News Center

Elsewhere Online twitter Facebook SLS Blogs YouTube SLS Channel Linked In SLSNavigator SLS on Flickr

Defending the Faithful

Publication Date: 
September 01, 2013
California Lawyer
Eric Berkowitz

James Sonne, founding director of the Religious Liberty Clinic, spoke to California Lawyer's Eric Berkowitz about the clinic's goal to "make clear the difference between the freedom to practice one's religion and the practice itself" and the invaluable experience he believes the clinic offers students.

By the time Pastor Sam Gallucci realized that he needed a good lawyer, his church's "Operation Embrace" had already drawn the ire of many of its Ventura neighbors. Gallucci started the outreach ministry during the 2008 financial crash to serve the area's growing homeless population. In short order the small, middle-class evangelical Missionary church, called Harbor Community Church, was transformed into a five-day-a-week survival station for the city's poorest citizens, providing food, showers, and clothing - as well as a heavy dose of Christian counsel.

Gallucci says that Operation Embrace has helped more than 200 destitute families leave the streets and find a better life. He also says that up until last fall, he received very few complaints from the surrounding homeowners. But after city authorities decided in 2012 to clear out a notorious homeless encampment some five miles way, the church saw a sharp rise in the number of street people crossing its threshold - from 60 or 70 a day to as many as 120. And suddenly, it wasn't so OK with the neighbors anymore.


The same might be said of her supervisor, James A. Sonne, founding director of the Religious Liberty Clinic. A practicing Roman Catholic, Sonne prominently displays in his Stanford office a photo of himself with Pope John Paul II. However, Sonne refuses to say directly whether he embraces the Church's positions on same-sex marriage or abortion. Besides, he insists, the clinic is not about advancing anyone's narrow religious agenda - least of all his own. "It's not like I have some secret that makes me better," he says. "I am not on some religious mission."

"Part of what we are doing as a clinic," he adds, "is to make clear the difference between the freedom to practice one's religion and the practice itself. In cases involving minority religions, the distinction can get lost due to politics and cultural bias."

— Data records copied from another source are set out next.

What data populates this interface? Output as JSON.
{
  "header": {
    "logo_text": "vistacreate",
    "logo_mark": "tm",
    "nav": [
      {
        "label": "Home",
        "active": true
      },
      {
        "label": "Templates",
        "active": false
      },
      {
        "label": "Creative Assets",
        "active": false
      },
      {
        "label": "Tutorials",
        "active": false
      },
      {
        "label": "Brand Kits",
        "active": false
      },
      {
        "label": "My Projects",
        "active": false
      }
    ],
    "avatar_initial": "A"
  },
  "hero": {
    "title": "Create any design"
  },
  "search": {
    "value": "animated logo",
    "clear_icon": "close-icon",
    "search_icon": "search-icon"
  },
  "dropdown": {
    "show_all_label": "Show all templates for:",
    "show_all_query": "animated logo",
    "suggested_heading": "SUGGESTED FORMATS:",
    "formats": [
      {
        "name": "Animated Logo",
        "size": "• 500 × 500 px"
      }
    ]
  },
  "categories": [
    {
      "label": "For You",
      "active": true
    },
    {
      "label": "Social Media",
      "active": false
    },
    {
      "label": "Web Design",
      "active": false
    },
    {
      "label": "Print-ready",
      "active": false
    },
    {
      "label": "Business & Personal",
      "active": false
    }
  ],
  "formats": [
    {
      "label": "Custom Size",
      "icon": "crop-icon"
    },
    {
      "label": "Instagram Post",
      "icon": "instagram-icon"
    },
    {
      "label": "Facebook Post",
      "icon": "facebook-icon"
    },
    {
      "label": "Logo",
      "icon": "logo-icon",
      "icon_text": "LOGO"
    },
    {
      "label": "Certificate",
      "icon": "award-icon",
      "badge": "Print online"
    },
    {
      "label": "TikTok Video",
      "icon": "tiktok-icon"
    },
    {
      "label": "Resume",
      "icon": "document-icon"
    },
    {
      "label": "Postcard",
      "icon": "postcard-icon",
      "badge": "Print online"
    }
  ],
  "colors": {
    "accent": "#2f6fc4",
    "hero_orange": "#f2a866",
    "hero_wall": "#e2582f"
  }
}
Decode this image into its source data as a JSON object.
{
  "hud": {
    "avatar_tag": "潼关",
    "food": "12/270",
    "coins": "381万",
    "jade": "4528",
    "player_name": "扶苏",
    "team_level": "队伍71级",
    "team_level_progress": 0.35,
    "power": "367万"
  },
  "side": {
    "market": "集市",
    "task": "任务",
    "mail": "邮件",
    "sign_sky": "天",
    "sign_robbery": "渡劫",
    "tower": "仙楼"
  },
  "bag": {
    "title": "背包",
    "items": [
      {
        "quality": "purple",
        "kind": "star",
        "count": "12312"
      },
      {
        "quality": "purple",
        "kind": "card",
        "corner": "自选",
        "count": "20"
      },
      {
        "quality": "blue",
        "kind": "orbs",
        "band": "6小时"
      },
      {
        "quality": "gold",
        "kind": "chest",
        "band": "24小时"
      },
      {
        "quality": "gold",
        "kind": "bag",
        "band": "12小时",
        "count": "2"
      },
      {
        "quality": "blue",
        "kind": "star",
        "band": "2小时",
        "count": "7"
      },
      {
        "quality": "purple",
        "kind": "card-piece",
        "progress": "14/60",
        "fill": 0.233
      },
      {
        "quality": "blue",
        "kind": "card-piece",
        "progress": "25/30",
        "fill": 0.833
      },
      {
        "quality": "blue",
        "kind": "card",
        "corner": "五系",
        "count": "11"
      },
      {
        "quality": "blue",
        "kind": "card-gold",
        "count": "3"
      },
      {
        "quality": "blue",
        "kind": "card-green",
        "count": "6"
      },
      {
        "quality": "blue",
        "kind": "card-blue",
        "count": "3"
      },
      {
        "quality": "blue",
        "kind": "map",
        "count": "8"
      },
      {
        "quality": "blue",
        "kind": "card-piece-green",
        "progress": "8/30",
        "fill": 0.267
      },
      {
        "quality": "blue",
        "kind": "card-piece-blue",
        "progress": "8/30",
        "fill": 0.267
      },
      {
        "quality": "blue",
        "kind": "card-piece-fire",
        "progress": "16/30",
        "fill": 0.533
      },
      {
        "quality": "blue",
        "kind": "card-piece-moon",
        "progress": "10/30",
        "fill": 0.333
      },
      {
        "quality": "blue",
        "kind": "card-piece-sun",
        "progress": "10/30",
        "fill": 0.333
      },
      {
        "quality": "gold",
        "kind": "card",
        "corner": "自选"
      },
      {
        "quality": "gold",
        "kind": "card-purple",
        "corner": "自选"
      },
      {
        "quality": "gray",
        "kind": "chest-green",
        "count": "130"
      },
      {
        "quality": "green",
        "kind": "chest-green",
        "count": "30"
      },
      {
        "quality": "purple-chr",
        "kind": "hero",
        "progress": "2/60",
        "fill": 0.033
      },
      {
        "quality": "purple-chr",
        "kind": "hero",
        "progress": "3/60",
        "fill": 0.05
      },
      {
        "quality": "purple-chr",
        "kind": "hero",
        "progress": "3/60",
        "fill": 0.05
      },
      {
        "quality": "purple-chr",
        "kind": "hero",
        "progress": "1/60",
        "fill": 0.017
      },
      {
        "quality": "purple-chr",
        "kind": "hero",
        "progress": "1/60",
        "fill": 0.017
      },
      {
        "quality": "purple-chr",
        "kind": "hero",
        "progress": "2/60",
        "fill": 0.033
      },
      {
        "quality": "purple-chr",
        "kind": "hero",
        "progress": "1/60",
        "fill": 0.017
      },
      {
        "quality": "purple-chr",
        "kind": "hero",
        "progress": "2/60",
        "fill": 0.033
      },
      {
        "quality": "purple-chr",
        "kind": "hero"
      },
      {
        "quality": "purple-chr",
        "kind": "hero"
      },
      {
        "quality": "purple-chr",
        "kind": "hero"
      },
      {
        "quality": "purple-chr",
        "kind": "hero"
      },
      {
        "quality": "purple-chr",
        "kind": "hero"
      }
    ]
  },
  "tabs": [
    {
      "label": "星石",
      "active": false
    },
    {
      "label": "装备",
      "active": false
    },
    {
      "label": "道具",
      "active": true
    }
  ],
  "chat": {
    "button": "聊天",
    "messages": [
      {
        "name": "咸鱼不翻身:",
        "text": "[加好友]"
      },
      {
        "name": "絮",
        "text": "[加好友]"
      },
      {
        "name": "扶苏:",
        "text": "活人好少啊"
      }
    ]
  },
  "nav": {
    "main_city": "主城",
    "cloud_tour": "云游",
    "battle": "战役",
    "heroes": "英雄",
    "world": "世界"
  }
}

"I am surprised that Stanford Law School would accept funding from an ideologically driven nonprofit," Lynn says. "I could imagine if the Red Cross wanted to give money to teach international relief law. That would make sense. But if an ideologically driven group wants to give money and the recipients say they are going to cover the waterfront, the truth is they will not."

Sonne counters that the Becket Fund represents clients of all faiths and that its legal cases "run the gamut." He also says - and Becket's executive director, Kristina Arriaga, confirms - that the three-year grant to the Religious Liberty Clinic came without strings attached.


It was not the sort of place likely to attract an intellectual maverick. (The school is now based in a new town in Florida, also called Ave Maria, that Monaghan developed; there he tried to ban pornography, birth control, and other "activities offensive to traditional Christian principles.") Yet during Sonne's time at the Michigan campus, his writings often ran against the grain of Christian-right dogma. In a series of articles, Sonne warned against allowing private employees to use "conscience" claims to upend at-will employment contracts. He also argued that a 2003 bill cosponsored by then-Sen. Rick Santorum (R-Penn.), would force private employers to indulge employees' religious practices "in a radical way" and as a consequence "fundamentally disrupt" the workplace.


Asked to reflect on those positions now, Sonne shrugs. "Just because something is religious," he says, "doesn't mean it should always prevail."


Sonne and his students will certainly do their best. But win or lose, Sonne observes that learning to express the viewpoints of a misunderstood minority to a skeptical, if not hostile, audience is an invaluable experience. "Handling these types of cases prepares the students for their futures," he says, "no matter what they do."